DOL Proposes New Revisions to Overtime Exemption Rules

Executive Summary: The U.S. Department of Labor (DOL) recently issued its proposed overtime regulations to replace the Obama administration’s (enjoined) overtime rule. The DOL raised the minimum salary threshold requirement for workers to qualify for the Fair Labor Standards Act’s white collar exemptions to $35,308 per year (or $679 per week). The proposed rule raises the threshold from $23,660 per year (or $455 per week). For highly compensated employees, the DOL raised the salary threshold from $100,000 to $134,000. The proposed regulation would make more than one million additional workers eligible for overtime. The DOL also proposed regular increases to the threshold every four years following public comment. Continue reading

Renewed Increases to the White Collar Salary Threshold on the Horizon

Gray, Kristin - 300dpi
Kristin Gray

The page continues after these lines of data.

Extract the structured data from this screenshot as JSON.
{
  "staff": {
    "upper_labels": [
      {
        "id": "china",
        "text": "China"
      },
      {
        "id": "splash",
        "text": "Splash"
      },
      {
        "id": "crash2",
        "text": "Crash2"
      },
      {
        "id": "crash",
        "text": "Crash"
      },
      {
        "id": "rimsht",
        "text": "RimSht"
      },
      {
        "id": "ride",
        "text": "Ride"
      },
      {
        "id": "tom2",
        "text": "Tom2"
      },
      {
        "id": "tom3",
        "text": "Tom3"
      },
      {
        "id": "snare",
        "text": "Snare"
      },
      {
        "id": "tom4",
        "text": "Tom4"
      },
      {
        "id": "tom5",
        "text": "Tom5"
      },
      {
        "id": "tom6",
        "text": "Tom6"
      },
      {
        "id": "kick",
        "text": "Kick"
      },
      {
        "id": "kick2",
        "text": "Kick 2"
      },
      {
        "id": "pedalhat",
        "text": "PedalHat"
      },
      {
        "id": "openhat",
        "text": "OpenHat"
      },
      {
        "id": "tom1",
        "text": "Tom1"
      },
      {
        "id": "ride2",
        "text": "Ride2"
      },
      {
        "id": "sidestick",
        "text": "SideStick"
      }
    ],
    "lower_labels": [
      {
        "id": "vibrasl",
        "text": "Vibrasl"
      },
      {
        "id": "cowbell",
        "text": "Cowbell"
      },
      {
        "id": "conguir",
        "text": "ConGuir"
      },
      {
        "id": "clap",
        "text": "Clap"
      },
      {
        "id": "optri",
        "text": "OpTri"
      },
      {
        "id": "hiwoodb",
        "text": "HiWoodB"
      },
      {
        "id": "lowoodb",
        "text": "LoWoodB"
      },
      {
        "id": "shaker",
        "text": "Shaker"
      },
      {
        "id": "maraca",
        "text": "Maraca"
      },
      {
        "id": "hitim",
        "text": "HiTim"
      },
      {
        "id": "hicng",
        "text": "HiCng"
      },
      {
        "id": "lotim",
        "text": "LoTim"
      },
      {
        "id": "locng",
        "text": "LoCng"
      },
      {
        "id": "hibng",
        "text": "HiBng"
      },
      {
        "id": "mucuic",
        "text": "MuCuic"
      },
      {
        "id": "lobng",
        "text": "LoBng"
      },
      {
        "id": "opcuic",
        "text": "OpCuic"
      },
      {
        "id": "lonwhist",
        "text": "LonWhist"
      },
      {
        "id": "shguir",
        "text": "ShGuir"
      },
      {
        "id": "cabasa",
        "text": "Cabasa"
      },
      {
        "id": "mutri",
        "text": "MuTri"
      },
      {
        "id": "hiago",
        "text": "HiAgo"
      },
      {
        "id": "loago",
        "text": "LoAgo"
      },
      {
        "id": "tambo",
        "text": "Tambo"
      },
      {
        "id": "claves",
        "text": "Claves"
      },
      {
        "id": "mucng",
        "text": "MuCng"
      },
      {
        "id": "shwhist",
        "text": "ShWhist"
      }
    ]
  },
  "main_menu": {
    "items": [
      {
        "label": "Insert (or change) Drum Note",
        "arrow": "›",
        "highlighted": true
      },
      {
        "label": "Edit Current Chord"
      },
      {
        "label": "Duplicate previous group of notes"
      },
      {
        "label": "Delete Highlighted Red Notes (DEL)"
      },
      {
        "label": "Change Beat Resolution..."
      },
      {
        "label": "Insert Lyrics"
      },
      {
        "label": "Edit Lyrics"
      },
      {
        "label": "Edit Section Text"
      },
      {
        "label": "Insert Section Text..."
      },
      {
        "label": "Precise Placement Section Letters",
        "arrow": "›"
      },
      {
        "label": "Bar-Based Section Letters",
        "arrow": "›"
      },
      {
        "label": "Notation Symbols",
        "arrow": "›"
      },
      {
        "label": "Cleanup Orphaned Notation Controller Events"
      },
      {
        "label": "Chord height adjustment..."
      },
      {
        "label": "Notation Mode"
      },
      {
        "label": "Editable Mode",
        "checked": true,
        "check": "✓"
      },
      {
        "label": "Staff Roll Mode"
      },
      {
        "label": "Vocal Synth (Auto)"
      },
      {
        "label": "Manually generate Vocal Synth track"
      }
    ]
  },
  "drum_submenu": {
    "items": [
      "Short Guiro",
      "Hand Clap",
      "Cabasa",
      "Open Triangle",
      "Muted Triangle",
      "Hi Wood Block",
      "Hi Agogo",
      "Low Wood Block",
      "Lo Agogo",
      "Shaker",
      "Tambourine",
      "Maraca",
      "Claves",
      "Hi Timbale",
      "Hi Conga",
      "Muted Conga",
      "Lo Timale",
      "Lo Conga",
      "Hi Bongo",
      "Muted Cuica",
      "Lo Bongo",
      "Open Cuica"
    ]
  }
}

In 2016, as employers scrambled to prepare to comply with the U.S. Department of Labor’s (“DOL”) “final rule,” which more than doubled the minimum salary threshold needed to meet the “white collar” exemptions by, the U.S. Court of Appeals for the Fifth Circuit issued an injunction blocking it.  Now, the DOL is expected to issue a new Notice of Proposed Rulemaking—possibly this month—increasing the salary threshold for these exemptions.  Continue reading